Do you have a hard time falling asleep? Do you often feel more active and awake instead of sleepy as it gets late? There are many reasons for both of those problems. There’s stress, exposure to artificial light, too much exercise, or hormonal changes, but one factor is often neglected – nutrition.
When a diet ruins your sleep
Most people probably know that eating heavy meals late at night and drinking a lot of alcohol is bad for sleep quality. It’s also no surprise that stimulants like coffee and energy drinks make it hard to fall asleep. But what is not that commonly known is that lack of protein, vitamins and minerals may affect your sleep too. And disrupted hormonal balance, especially elevated stress hormone cortisol, is one of the biggest enemies of good sleep.
Eat for better sleep
One very simple thing everyone can do to improve their sleep is to make sure to have a quality source of protein in the last meal of the day. That’s because tryptophan, an amino acid found in quality protein sources, is a building material for serotonin, which is a neurotransmitter that converts into melatonin – the sleep hormone. Overall, choosing real wholesome foods that are full of vitamins, minerals, protein, and fibre goes a long way towards improving sleep. These foods keep you satisfied longer and help maintain stable blood sugar and insulin levels (thus keeping hormonal balance in check).

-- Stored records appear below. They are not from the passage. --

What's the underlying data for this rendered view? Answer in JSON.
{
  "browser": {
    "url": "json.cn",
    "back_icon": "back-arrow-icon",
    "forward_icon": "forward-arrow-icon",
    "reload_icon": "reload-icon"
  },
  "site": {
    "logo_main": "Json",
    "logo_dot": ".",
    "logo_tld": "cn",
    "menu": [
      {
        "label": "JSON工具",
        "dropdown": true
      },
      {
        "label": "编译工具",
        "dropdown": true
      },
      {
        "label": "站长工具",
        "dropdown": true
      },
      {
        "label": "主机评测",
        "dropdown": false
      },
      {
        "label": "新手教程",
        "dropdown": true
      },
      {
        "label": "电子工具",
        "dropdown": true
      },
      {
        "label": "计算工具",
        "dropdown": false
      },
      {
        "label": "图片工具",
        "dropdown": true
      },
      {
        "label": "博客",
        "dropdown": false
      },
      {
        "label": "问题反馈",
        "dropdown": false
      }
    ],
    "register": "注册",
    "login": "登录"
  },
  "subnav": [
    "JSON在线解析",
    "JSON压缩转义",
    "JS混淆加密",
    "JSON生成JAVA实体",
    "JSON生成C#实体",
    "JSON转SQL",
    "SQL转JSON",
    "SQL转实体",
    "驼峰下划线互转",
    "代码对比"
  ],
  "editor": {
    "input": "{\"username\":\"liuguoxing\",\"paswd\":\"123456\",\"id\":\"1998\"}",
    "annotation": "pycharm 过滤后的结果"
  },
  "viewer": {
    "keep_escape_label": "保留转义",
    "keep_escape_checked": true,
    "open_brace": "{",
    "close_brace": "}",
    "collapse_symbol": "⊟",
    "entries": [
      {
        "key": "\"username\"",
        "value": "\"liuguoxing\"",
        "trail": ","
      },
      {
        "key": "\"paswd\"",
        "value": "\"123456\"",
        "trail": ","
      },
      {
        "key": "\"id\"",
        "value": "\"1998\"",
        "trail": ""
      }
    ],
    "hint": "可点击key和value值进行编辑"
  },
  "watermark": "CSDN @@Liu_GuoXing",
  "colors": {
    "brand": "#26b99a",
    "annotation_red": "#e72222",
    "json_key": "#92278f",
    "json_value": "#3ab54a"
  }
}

You’re doing it right if
It’s easy for your brain to wind down and feel sleepy in the evening.
You don’t binge eat in the evening because your regular meals satisfy you.
You wake up refreshed.
Changes in how you fall asleep and how restful your sleep is are a great signal that your diet works. And they might come way before you actually lose any weight, so be aware of them!